Growth and decay. Photo-montage; cherry blossom and leaf skeleton. Image: Su Leslie, 2016. Edited with Snapseed and Fused.
Every new beginning comes from some other beginning’s end. — Seneca
Until recently, I only knew that quote as a line from the song Closing Time by the American band Semisonic.
Not that the provenance really matters in terms of the basic wisdom of the words — as any gardener who has just dug home-made compost into their vegetable patch will tell you.
As the Big T and I are moving (albeit at glacial speed) towards changing and simplifying our lives, it becomes clearer that the end of one era facilitates the start of another. Especially as the boy-child has flown the nest.
I shot the two photos in this montage last week on a road-trip through the central North Island.
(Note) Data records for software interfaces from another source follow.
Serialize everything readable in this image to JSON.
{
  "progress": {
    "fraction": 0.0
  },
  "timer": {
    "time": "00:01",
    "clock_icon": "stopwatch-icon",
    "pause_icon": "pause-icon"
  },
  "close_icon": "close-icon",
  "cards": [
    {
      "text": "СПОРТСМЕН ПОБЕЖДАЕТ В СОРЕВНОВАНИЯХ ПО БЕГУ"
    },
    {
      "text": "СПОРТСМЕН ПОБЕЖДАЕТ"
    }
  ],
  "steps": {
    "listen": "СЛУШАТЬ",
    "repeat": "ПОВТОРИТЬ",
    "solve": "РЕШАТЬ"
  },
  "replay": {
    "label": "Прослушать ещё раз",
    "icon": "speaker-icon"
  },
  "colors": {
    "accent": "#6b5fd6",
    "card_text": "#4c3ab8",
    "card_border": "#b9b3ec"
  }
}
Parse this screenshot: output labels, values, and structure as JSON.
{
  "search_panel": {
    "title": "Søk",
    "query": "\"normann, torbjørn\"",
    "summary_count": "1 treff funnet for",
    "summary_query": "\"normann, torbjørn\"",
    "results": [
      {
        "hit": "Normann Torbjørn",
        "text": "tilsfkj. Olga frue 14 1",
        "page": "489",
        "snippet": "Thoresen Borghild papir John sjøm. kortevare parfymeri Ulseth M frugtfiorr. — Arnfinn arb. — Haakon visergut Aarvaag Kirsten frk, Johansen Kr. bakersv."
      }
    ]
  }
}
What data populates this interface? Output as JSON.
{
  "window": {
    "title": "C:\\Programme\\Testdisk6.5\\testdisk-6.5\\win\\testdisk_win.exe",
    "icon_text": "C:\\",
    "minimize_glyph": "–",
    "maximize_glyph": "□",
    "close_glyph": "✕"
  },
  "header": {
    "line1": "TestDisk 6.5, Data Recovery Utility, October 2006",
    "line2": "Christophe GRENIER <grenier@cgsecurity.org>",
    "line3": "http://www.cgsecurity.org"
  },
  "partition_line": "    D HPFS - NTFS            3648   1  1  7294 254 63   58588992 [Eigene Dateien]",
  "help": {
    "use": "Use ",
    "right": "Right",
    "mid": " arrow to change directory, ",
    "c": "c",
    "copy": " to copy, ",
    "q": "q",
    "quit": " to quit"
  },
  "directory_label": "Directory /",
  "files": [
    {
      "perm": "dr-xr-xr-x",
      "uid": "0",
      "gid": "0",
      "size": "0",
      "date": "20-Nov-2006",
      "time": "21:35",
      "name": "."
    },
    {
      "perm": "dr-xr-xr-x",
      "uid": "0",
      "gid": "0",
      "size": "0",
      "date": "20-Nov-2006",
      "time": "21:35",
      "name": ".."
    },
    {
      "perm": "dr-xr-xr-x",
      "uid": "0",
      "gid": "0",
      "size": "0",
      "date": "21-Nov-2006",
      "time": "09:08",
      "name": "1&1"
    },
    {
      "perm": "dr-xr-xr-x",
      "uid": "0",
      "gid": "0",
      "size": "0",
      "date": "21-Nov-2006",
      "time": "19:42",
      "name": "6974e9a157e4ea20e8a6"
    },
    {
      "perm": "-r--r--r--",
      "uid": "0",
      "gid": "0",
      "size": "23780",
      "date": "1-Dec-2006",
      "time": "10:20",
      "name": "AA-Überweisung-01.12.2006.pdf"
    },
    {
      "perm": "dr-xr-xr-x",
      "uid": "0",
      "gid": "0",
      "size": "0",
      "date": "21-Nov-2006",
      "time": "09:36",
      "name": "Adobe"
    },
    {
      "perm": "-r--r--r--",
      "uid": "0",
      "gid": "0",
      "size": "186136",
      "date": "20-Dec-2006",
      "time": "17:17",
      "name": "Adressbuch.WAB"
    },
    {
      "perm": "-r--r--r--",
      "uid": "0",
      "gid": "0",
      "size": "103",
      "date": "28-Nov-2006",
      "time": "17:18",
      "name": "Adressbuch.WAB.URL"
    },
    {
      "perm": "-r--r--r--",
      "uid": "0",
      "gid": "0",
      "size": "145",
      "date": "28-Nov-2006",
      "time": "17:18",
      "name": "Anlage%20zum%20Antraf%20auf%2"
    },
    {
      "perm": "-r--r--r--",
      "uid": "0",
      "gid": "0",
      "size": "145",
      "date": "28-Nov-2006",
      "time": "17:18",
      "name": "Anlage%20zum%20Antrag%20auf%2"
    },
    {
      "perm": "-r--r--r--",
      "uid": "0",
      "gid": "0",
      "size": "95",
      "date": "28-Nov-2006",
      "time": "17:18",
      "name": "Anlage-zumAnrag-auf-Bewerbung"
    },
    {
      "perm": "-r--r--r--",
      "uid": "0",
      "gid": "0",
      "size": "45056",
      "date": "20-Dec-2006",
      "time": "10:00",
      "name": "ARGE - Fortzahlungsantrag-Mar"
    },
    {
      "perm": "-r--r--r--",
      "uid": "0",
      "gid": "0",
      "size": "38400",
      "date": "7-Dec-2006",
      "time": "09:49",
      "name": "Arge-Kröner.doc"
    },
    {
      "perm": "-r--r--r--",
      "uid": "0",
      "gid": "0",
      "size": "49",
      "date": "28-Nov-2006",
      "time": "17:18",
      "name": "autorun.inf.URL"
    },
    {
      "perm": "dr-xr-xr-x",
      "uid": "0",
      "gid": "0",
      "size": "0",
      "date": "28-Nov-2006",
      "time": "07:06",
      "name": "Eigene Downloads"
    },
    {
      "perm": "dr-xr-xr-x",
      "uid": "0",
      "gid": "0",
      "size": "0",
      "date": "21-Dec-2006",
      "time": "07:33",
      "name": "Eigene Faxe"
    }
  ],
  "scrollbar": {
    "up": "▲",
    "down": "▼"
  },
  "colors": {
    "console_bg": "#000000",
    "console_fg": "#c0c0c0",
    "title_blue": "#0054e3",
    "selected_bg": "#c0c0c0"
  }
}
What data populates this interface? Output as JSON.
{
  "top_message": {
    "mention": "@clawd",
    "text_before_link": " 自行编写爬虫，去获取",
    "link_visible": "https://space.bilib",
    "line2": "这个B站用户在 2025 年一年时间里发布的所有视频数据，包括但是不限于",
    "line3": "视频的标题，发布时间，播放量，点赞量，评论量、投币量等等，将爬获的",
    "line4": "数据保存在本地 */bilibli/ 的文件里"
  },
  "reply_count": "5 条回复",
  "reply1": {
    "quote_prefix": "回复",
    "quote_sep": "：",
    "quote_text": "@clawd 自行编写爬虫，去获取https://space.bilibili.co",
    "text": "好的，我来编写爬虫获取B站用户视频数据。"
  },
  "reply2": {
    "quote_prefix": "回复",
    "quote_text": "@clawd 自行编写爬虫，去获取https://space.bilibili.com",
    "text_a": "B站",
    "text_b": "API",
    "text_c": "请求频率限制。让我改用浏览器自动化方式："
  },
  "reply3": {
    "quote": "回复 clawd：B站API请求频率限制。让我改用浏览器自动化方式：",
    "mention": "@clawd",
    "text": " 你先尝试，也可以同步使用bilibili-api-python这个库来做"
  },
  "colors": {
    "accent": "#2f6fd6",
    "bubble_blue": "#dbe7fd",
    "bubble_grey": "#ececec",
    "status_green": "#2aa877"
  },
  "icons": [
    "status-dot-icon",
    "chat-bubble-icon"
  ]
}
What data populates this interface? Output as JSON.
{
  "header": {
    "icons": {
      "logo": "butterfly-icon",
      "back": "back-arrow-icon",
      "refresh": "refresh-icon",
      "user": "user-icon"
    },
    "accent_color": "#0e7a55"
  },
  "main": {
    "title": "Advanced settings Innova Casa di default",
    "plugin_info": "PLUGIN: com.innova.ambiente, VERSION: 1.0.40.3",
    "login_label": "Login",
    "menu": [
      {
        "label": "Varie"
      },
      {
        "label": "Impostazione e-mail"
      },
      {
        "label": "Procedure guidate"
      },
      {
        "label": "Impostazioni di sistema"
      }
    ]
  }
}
As I spend more time out of Auckland, I realise that small-town, or at least provincial New Zealand is almost certainly part of my new beginning.
I’ve played with the colour editing a little bit, and am not sure which version I prefer. What do you think?
Growth and decay #2. Photo-montage; cherry blossom and leaf skeleton. Image: Su Leslie, 2016. Edited with Snapseed, Stackables and Fused.
This post was written for Sally D’s Mobile Photography Challenge at Lens and Pens by Sally. The title is also a line from “Closing Time.”
Lake Taupo, at Tokaanu boat ramp. Image: Su Leslie, 2016. Edited with Snapseed.
Home from a visit to my dad (and do to a glass-making workshop), I’m working through my photos. I shot these images while walking by Lake Taupo at Tokaanu. The weather was overcast; the threat of rain always present.
Lake Taupo at Tokaanu. Image: Su Leslie, 2016
But what I remember best is not the lowering clouds, but the sense of absolute stillness. With no-one else around, the only sounds I heard were bird-calls and the lap of water.
It’s rare that I find myself in a place of such quiet and calm, and I’ve edited the shots to help me remember and hold on to the feeling of absolute belonging in that space and time.
Piers from old jetty, Lake Taupo at Tokaanu boat ramp. Image: Su Leslie, 2016. Edited with Snapseed.
The title of this post comes from the wonderful Eva Prowse song ‘Lie in the Land’. On the road I listened again and again to a recording of her performing this with the band Fly My Pretties.
Written for Sally D’s Mobile Photography Challenge, at Lens and Pens by Sally.
Camellia Japonica “Kate Sheppard.” Seen in the grounds of the NZ Parliament, Wellington. Image: Su Leslie, 2016
In November 1893, New Zealand became the first country the first in the world to grant women the vote.
To commemorate the 100th anniversary of this event, women MPs planted white camellias — the flower used to symbolise support for women’s suffrage — in the grounds of Parliament House. The specific camellia planted is called “Kate Sheppard“, after the our most famous suffragette.